There are many news outlets, parties and unions in the US which claim to be socialist and I cannot deny them that. Many of them do good work and inform us of the lies our government peddles. They do good work in calling attention to the imperialism of the US state, the duplicity of politicians, and the US crimes abroad. Yet, many are more anti-US than anti-Capitalism. Some are more indignant than effectual. Also, some are more divisive than inclusive. The very magnitude of their existence, the history of their failures, and their separation from each other reduce the opportunity of a genuine socialist party emerging in the US. Much of the socialist press and their messages are clouded with such diversions as animal rights, Vegan proclamations, international conspiracy, celebrity gossip, and the insistence that voting for the Democrat du Jour is a duty. All of these topics are respectable and deserve to be uncovered and debated. But, the message that we need to build a socialist front from amongst these devoted outlets is sadly missing. There is never a call to arms. There is never a message to put aside our differences and build one socialist party that can challenge the uni-party. While I have no doubt that these parties and news outlets are genuine in their beliefs, they are missing the most important point. They are competing instead of cooperating. Hasn’t that always been the problem with socialism? Divide and divide until there is no common value. I can only wonder what Jack Reed endured in the 1920s as he attempted in vain to consolidate the various communist factions in his struggle to inform the workers of their need to end the infighting and fight the real enemy: Capitalism. These divisions are just what the ruling class depends on day after day.

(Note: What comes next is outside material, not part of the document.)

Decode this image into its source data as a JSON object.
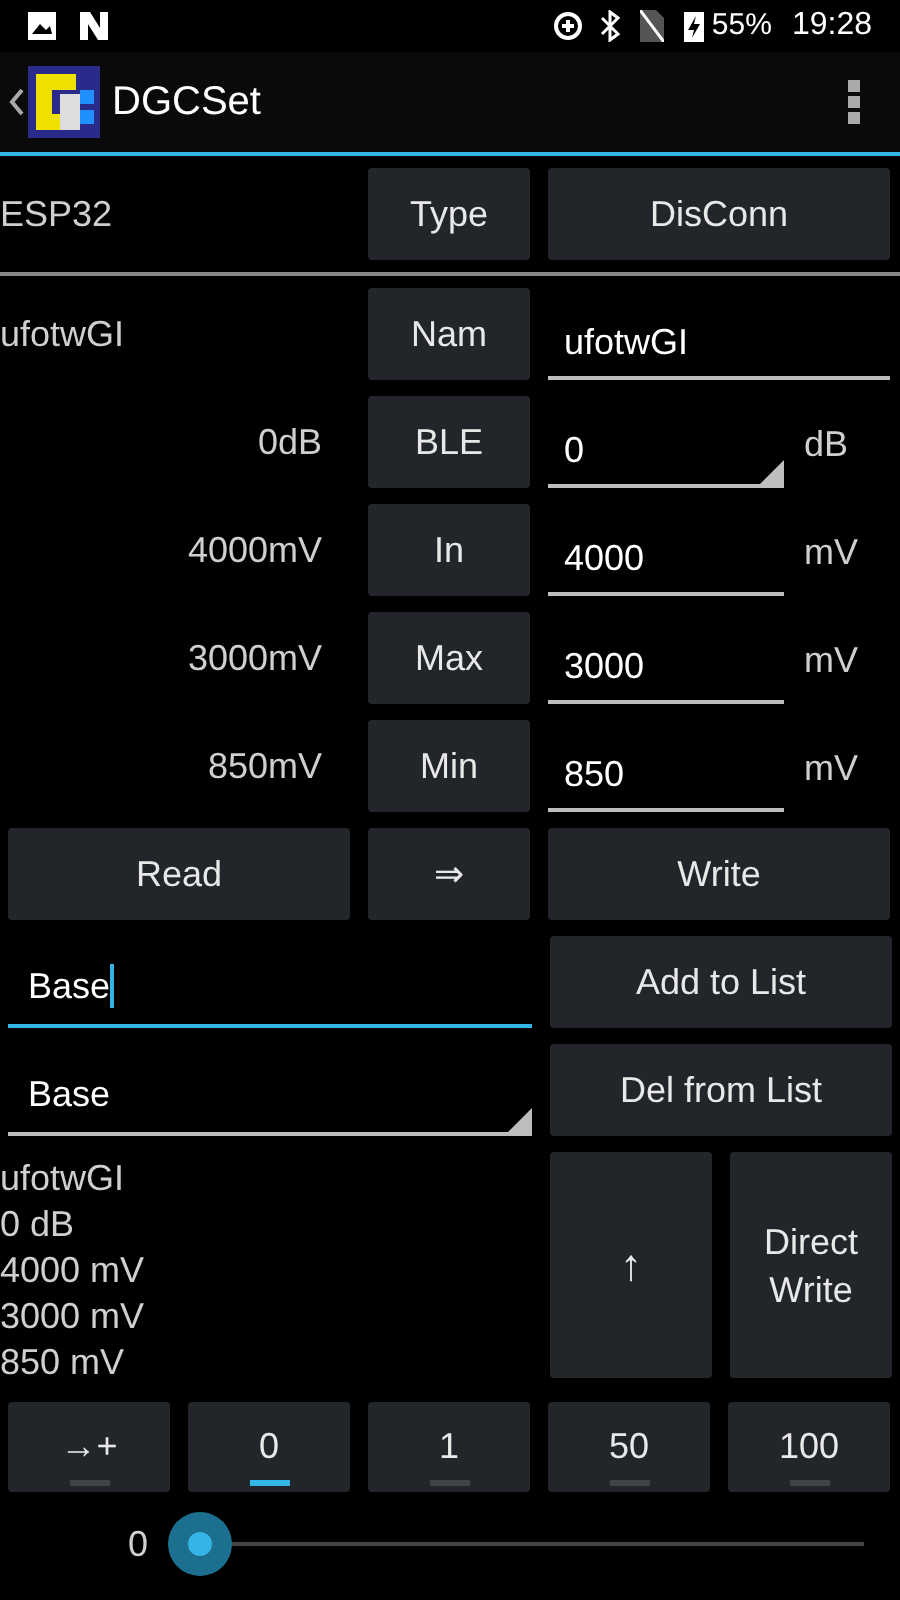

The Socialist Parties
In the US there is the Communist Party USA, The Socialist Workers Party, The Socialist Party USA, The Party for Socialism and Liberation, Workers World Party, The Communist Party (Marxist-Leninist), Democratic Workers Party, Socialist Action, Marxist Workers Party, Workers Party USA, and on and on until I couldn’t count them. There are scores of self-proclaimed socialists, countless ineffectual unions, and hundreds of news outlets that claim to be the one genuine party or group that represent socialists. There are so-called, loose local and state socialist parties that gather like book clubs with an agenda of achieving nothing more than the right to smoke Marijuana. While each entity brings a value to the table, the socialist message gets multiplied and splintered until the movement means nothing. When multiple meanings get piled upon one word, the word becomes meaningless. While trying to mean everything it means nothing. As these multitudes of groups seem to be a triumph for the US leftist population, not one socialist is represented in any state legislature or the US Congress. Some parties claim to have 1000 members. Other parties can count 50 members if they are lucky. When put all together, they may represent a significant population of the US. But they are divided by the same cause.
As for now, we have no Che. We have neither Mao nor Ho Chi Minh. We only have each other and until a person or a consolidated party emerges we will continue to be nothing but insignificant to the US political process. We need more than incremental reform that is devised to benefit the ruling class while placating the neoliberal interests in this country. We need revolution.
I often wonder what Che Guevara would think of this world if he were alive and active today. Would he succumb to the crumbs left behind by the ruling class? Would he hang up his Kalashnikov and enjoy the adoration of the world? I can’t imagine Che doing any such things. I like to think he would fight the good fight wherever it exists, especially in the US. And, I have no doubt that many would follow him. I would.
JP Miller is a writer and journalist who has published political non-fiction and fiction in The Greanville Post, Cyrano’s Journal, Pravda, Countercurrents, New Politics, The Literary Yard, The Southern Cross Review and PIF Magazine among others. He is a disabled veteran who lives in the Outer Banks of North Carolina beside the Atlantic Ocean.